• _Extracted records_:
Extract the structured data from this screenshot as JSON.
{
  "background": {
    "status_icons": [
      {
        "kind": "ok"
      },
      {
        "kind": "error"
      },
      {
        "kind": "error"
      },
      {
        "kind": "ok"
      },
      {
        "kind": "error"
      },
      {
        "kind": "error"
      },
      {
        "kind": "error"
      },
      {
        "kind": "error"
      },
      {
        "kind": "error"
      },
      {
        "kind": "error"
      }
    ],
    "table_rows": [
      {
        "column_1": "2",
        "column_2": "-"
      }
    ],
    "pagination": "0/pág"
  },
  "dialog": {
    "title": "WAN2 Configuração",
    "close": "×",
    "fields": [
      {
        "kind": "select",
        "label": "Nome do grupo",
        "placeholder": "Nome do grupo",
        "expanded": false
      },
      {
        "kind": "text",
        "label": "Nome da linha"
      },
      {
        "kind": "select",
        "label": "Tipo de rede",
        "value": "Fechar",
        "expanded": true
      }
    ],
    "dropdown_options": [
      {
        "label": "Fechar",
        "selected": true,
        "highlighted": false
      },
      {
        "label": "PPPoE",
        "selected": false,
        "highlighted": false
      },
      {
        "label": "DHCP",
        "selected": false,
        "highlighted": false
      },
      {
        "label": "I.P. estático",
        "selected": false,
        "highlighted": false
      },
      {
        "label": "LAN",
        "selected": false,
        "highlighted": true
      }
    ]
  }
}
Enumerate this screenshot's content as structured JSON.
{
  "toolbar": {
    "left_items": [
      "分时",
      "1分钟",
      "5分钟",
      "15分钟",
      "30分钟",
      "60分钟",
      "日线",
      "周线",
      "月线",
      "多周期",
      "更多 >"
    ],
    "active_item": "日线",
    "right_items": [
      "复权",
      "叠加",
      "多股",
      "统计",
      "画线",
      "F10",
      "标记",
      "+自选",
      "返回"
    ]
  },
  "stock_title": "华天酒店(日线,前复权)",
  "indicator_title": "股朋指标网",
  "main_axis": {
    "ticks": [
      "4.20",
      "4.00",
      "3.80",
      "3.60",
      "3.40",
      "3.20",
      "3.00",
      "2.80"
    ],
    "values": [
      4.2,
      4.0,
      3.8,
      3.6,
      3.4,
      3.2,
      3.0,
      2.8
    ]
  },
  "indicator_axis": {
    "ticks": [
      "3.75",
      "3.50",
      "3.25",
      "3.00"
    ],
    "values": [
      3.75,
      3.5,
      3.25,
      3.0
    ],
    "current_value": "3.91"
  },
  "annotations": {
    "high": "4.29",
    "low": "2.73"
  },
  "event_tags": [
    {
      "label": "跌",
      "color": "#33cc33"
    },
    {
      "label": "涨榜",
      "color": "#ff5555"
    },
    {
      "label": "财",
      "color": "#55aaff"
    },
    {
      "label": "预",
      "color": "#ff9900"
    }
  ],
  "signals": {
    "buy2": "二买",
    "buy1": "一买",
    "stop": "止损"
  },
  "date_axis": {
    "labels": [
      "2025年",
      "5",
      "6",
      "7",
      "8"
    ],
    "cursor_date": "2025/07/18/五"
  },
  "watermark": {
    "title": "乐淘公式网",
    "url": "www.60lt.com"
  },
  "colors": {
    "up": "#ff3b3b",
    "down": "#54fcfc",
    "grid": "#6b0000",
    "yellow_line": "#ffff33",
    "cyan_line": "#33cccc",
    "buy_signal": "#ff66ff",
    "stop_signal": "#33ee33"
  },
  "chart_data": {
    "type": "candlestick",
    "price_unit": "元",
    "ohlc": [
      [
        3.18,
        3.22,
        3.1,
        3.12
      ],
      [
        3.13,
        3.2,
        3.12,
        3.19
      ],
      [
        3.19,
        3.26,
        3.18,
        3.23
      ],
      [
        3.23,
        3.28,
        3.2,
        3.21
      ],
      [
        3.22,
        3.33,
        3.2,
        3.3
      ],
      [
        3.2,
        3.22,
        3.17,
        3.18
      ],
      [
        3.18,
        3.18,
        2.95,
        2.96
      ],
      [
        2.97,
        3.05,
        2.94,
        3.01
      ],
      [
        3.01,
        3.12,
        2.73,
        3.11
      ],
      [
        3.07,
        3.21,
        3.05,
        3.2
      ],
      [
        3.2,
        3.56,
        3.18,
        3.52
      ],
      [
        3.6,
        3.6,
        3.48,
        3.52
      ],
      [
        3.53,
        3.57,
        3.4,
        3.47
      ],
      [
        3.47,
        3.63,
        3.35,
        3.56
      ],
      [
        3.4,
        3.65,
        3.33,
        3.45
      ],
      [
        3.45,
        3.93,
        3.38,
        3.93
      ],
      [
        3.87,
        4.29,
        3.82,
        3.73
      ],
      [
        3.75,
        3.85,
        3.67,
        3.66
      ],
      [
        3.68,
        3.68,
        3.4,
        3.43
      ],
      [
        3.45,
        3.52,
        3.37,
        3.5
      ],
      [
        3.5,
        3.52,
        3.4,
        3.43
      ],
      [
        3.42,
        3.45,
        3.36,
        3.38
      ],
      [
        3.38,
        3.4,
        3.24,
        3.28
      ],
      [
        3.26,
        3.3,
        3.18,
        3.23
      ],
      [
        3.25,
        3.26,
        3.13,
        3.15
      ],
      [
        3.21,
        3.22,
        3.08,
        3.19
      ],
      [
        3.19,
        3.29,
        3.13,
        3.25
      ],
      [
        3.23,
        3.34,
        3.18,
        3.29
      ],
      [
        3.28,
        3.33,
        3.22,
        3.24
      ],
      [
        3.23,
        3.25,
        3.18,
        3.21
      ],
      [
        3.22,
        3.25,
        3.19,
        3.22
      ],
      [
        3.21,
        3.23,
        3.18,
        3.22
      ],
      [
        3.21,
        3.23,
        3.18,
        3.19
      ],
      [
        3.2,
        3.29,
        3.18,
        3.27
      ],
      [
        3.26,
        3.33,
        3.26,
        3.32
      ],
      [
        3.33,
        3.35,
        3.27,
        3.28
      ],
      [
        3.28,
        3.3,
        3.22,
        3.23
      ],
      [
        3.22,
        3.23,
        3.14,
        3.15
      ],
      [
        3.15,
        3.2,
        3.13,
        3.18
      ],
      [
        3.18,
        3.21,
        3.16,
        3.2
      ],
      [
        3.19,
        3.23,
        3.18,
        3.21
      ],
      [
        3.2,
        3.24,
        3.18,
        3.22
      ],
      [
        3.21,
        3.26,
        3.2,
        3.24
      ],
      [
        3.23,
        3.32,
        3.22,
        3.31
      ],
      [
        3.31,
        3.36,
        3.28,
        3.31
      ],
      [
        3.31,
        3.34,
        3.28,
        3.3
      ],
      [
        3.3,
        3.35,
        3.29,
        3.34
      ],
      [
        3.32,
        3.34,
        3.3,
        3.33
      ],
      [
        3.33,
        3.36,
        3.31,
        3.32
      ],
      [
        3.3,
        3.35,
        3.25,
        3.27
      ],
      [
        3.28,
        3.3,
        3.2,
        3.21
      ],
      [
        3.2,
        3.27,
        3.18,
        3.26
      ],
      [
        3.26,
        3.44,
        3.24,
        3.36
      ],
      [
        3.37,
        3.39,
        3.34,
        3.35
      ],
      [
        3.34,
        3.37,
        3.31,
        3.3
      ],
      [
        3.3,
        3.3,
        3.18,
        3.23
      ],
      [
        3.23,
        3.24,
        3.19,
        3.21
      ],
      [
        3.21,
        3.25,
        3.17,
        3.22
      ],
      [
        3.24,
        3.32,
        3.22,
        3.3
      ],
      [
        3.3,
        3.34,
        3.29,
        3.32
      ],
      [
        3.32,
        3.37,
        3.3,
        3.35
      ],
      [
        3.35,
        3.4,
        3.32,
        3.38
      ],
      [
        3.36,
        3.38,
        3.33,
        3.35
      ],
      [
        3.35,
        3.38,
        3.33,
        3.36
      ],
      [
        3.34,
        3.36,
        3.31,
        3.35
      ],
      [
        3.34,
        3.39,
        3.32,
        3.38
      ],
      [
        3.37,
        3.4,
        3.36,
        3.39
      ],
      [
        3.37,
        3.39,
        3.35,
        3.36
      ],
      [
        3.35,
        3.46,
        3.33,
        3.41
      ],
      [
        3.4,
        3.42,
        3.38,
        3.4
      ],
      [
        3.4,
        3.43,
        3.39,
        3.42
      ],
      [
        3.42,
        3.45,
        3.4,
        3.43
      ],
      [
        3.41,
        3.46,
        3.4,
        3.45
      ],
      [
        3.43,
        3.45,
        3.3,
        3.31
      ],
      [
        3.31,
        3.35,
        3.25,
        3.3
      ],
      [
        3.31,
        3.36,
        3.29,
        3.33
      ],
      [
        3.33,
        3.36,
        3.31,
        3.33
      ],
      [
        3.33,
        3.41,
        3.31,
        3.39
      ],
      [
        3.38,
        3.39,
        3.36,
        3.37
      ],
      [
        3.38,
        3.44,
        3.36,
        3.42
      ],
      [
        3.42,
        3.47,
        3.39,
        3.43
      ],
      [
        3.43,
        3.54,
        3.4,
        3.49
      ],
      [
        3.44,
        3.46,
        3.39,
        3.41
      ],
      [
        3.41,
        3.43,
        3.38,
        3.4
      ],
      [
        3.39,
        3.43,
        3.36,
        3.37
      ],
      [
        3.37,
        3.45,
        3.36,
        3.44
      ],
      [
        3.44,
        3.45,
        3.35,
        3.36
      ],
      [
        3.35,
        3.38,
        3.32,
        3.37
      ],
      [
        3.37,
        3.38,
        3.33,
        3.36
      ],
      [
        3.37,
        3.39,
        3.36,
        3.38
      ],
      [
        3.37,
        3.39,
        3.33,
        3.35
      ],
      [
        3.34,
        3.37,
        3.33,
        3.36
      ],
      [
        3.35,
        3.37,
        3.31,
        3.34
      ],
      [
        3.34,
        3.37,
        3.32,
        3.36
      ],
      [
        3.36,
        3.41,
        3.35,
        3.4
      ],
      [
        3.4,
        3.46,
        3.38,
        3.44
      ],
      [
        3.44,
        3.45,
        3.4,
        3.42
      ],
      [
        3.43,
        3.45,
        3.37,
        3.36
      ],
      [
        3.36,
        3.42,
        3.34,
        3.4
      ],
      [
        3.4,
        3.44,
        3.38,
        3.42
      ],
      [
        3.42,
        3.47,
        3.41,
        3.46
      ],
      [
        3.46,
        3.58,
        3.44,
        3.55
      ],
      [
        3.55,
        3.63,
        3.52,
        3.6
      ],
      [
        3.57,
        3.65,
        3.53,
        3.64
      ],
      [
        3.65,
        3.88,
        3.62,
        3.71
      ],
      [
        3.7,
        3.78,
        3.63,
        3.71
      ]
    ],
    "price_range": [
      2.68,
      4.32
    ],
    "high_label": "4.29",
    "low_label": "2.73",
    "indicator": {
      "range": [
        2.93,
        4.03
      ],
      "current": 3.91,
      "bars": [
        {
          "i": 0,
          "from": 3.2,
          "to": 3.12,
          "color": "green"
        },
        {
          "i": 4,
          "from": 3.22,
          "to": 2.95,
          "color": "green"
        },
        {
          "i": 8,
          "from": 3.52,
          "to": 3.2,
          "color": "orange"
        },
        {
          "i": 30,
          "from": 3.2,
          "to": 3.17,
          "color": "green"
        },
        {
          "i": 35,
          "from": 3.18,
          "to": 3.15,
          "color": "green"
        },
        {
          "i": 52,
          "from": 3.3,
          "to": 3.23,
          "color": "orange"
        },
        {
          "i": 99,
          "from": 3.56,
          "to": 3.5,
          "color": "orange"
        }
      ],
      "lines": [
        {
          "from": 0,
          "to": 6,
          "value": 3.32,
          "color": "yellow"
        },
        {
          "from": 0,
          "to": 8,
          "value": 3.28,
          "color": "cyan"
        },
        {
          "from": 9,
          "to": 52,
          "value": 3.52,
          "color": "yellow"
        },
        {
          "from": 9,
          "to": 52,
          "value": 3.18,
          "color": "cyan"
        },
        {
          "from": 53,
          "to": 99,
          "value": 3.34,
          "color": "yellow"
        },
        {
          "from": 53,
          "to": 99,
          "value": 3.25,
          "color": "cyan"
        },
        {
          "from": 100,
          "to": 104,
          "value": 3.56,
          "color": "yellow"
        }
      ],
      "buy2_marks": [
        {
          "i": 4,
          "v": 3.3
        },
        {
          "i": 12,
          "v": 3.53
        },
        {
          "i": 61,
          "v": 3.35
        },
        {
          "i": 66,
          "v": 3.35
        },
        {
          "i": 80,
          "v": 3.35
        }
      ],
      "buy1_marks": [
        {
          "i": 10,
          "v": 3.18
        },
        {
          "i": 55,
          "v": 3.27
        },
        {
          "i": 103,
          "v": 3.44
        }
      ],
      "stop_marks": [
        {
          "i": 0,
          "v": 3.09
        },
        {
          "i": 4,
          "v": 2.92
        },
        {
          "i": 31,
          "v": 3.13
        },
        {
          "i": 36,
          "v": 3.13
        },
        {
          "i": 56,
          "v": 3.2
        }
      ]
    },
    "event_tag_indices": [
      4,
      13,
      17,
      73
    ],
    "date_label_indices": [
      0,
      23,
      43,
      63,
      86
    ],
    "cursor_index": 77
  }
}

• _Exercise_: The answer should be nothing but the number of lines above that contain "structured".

• _Written response_: 2